This book is a fascinating read. I especially like Wilson's positive slant on what many see more negatively. Take, for example, the observation that human beings are both innately good and innately wicked. Wilson observes, "In a constantly changing world, we need the flexibility that only imperfection provides." (p. 241)
He clearly reiterates his conceptualization of evolution, which distinguishes between the evolution of genes (that has to do with individual selection and is responsible for what we call sin) and the evolution of culture (that has to do with group selection and is responsible for altruism). He summarizes: "...selfish individuals beat altruistic individuals, while groups of altruists beat groups of selfish individuals." (p. 243) This conceptualization of evolution, while controversial, is an important contribution to understanding our human biological origins.
Wilson underscores how interconnected human beings are and how much larger and discordant our modern social networks are becoming. He concludes that our increasing interconnectedness worldwide will inevitably "weaken confidence in creation myths ..." (p. 293) I disagree. Because the human mind needs stories to explain its meaning, I believe that our increasing interconnectedness will force a new interpretation of creation myths taking into account our intersubjectivity.

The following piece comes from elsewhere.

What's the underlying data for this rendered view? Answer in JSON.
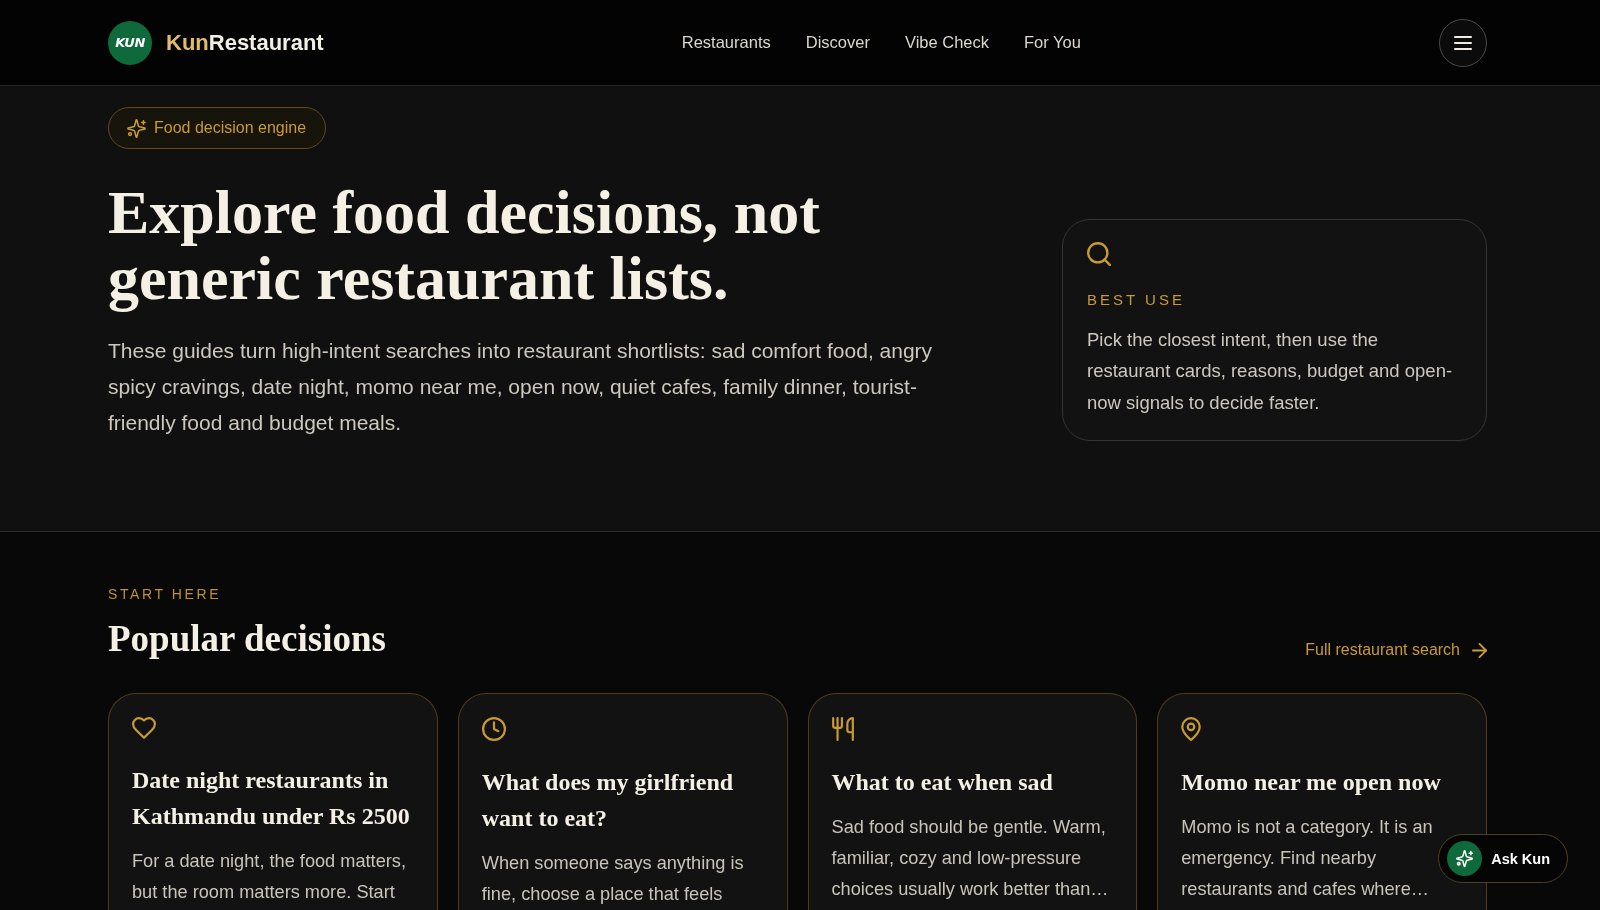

Furthermore, I believe Wilson arrives as such an interpretation by the end of his book. I quote, "So, now I will confess my own blind faith. Earth, by the twenty-second century, can be turned, if we so wish, into a permanent paradise [read: Garden of Eden] for human beings, or at least the strong beginnings of one. We will do a lot more damage to ourselves and the rest of life along the way, but out of an ethic of simple decency to one another, the unrelenting application of reason, and acceptance of what we truly are, our dreams will finally come home to stay." (p. 297)
I highly recommend this book for all concerned with human existence and the future of our earth.

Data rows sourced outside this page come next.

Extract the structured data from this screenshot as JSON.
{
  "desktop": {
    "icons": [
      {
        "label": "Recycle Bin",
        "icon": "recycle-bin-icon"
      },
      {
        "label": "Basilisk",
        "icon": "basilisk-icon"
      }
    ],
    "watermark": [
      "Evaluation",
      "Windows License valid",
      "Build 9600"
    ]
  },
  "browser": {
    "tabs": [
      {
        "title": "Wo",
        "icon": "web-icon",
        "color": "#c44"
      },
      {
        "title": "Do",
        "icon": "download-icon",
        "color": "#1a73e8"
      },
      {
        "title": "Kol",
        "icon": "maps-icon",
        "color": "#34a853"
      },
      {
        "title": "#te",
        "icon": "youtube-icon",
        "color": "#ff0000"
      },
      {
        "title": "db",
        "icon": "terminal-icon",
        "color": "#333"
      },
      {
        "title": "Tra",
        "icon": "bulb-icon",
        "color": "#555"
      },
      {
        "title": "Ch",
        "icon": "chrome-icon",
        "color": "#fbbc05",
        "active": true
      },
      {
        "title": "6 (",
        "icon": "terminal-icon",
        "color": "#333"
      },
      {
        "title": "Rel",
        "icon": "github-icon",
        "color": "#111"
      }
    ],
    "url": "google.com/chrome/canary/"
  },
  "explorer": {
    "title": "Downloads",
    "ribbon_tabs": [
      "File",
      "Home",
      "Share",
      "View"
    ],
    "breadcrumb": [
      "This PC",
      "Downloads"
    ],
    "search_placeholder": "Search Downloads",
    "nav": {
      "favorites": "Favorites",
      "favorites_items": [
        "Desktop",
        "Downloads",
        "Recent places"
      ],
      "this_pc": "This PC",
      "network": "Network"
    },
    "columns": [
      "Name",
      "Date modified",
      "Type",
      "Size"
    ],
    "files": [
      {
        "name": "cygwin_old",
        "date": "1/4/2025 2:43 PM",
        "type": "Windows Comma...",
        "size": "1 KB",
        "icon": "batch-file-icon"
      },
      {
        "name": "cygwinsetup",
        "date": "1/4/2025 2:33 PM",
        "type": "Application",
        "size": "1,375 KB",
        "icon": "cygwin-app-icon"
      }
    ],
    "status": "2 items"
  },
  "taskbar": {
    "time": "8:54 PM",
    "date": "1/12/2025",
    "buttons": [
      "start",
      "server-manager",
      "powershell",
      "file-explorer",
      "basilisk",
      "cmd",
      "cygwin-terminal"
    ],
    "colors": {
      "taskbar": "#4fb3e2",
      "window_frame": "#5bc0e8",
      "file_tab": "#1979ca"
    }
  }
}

Wilson makes some excellent points about both physical and social evolution, basing much of his evaluation of human societies on his life-long work with ant colonies. He sometimes takes exception to the work of Dawkins and other biologists, but generally he presents a very special, often personal look at human society.

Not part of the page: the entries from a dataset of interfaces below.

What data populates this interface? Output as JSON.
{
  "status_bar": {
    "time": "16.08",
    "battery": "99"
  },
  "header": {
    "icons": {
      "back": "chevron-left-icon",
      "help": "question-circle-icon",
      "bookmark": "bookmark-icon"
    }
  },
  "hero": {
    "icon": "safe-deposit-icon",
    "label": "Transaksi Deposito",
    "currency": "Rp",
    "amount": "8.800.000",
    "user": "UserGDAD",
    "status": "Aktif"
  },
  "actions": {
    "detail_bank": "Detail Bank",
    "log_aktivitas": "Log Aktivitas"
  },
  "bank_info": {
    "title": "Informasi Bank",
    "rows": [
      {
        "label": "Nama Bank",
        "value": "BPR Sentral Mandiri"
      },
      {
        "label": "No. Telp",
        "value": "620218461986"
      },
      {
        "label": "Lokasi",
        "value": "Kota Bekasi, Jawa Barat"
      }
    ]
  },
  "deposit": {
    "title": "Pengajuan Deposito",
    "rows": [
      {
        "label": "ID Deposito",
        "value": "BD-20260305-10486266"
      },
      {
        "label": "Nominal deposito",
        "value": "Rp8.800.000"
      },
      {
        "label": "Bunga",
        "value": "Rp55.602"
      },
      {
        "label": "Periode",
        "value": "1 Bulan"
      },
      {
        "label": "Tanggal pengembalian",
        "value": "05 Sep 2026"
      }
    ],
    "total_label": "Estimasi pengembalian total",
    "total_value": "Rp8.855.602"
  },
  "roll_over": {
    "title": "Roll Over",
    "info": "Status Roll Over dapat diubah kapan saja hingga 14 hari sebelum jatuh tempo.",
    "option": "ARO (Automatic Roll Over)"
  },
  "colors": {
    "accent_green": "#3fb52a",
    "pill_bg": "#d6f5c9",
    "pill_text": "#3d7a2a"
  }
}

Although I absorbed much of what he proposed, there were sections of the book (the reader was warned) that I found difficult to understand by a layman in the field. His most telling opinion is at the end of the book, wherein he proposes many changes to peoples' use of Earth's resources; changes which would go much beyond avoidance of global warming.
The book is written much like a series of essays; perhaps a gleaning of his years of experience in the societal makeup of ant, termite and similar colonies.
The shortcoming of the book is Wilson's illustrations and photos. I don't think any of them clarify or truly illustrate any point in his book.
Wilson wrote this work for the lay audience but cannot get away from being a scientist, so some folks might have difficulty in working through the jargon (though he explains it along the way). He does lay out the various aspects of his overall thesis at a number of points along the way and repeats them as appropriate. In the end, you feel you have been given an extraordinary lecture. Definitely, this is Wilson's tour-de-force.